Quite a change from communist days, when gambling in Russia was outlawed. Hundreds of casinos opened in the 1990s, catering mainly to rich businessmen. But in the past couple of years, the betting bug has bitten the man on the street. The number of slot machines nationwide has doubled in the past year, to 250,000, estimates Deloitte CIS. As recently as 1999, there were only 12,500.
Mouthwatering returns are driving the investment. Profit margins average 40%, and this year slot-machine owners will pull in $2 billion to $2.8 billion in revenues, up from $1 billion in 2003, according to Deloitte. Russia's casino tables will generate just $300 million. "It used to be 100% mom-and-pop shops, but now it is attracting the attention of serious businesspeople," says Sergei Kouzmine, president of Ritzio Entertainment Group, owner of Russia's largest arcade chain, Vulkan Game Clubs. Its revenues are set to hit $300 million this year, with net profits of $120 million.TRIFLING TAX

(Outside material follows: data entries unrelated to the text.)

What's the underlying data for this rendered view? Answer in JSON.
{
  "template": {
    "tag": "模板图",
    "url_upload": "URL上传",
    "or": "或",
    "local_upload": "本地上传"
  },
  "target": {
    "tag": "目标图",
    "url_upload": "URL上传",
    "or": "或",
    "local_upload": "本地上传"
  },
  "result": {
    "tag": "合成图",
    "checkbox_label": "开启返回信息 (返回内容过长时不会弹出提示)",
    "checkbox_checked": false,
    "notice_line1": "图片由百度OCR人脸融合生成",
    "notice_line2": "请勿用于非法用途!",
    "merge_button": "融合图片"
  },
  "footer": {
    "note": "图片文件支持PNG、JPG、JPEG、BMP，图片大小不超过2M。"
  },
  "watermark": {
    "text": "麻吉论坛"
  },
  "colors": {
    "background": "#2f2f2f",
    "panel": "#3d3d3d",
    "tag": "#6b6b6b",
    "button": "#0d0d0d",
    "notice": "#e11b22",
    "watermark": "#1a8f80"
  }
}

Worldwide, slot machines are becoming big business. They account for around 70% of casino revenues in the U.S., for instance. But the key factor behind the takeoff in Russia is favorable regulation. There are few obstacles to acquiring a gaming license, beyond a one-time fee of $45. Operators pay a fixed tax per machine, set at $130 a month in Moscow. That's no great burden, considering that slot machines generate an average of $700 to $1,000 per month.
Parliament is debating a law that would tighten licensing requirements and hike taxes, killing off small operators. But that may encourage big investors. "It will make the market much more attractive and transparent," says Michael Boettcher, a British entrepreneur who set up Super Slots, the No. 3 chain. Big industry players from Australia and Asia already are sizing up the market. Just 4% of Russians play slot machines, compared with 25% of Americans. With odds like that, it's no wonder Russia's slot-machine operators see the market as a one-way bet. By Jason Bush in Moscow